◆ TASK REQUIREMENTS ◆
Each line from the material with the word "date" in it must be copied.

◆ DATA SUPPLIED ◆
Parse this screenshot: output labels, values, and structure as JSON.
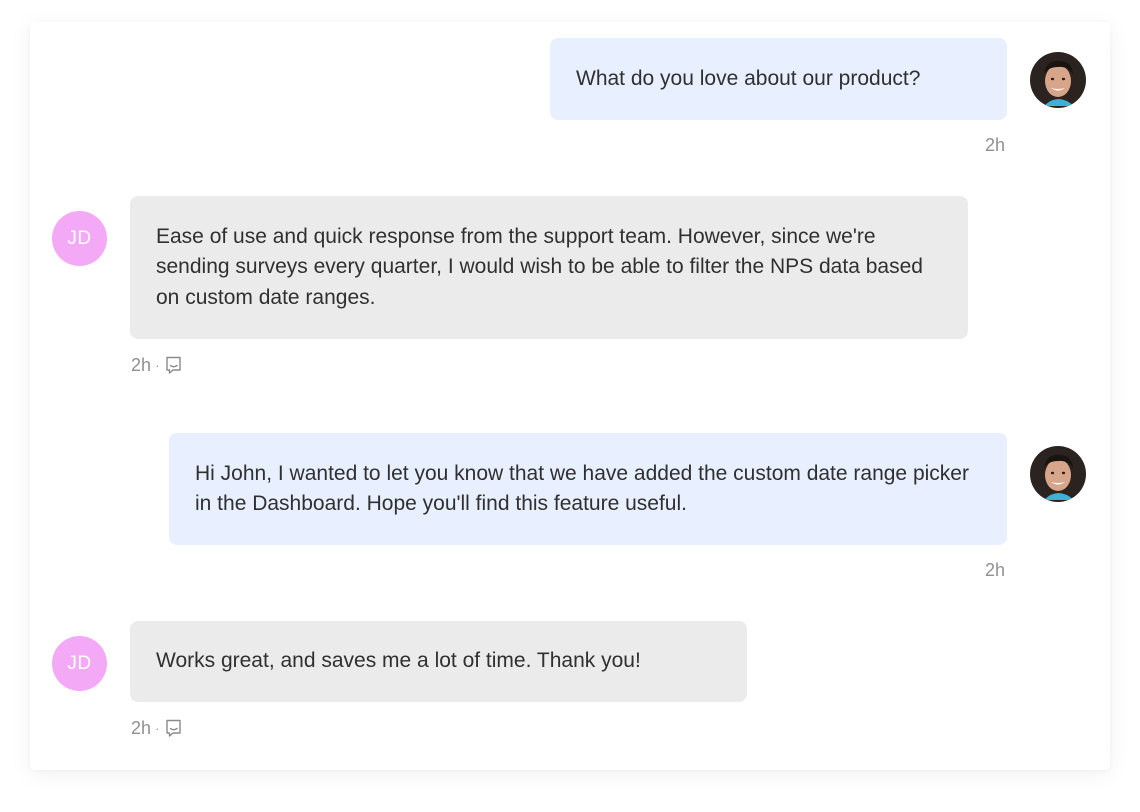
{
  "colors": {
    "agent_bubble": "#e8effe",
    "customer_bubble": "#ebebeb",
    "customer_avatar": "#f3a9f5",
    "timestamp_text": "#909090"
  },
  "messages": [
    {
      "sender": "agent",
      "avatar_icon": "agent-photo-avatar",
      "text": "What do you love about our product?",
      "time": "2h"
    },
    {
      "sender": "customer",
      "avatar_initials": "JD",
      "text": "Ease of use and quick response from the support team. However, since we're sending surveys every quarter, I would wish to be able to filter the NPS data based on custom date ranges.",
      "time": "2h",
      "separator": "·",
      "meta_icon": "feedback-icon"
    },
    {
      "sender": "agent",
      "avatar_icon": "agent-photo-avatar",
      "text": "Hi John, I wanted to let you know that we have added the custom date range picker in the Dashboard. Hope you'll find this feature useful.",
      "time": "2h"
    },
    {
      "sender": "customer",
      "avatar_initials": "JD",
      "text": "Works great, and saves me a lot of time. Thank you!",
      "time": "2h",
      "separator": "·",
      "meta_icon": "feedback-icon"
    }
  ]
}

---

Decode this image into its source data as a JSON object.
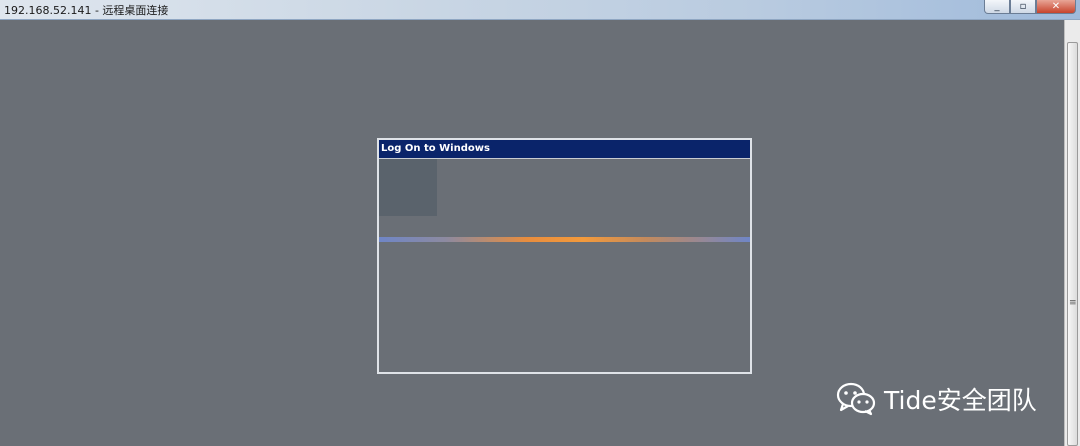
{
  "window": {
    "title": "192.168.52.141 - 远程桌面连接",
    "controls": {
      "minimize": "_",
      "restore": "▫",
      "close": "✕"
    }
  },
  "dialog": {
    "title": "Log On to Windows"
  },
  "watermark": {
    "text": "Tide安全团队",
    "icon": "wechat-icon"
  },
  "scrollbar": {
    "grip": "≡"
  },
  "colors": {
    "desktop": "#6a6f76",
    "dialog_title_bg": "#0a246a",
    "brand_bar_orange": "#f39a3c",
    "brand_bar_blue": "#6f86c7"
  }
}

◆ EXPECTED ANSWER ◆
      "text": "Ease of use and quick response from the support team. However, since we're sending surveys every quarter, I would wish to be able to filter the NPS data based on custom date ranges.",
      "text": "Hi John, I wanted to let you know that we have added the custom date range picker in the Dashboard. Hope you'll find this feature useful.",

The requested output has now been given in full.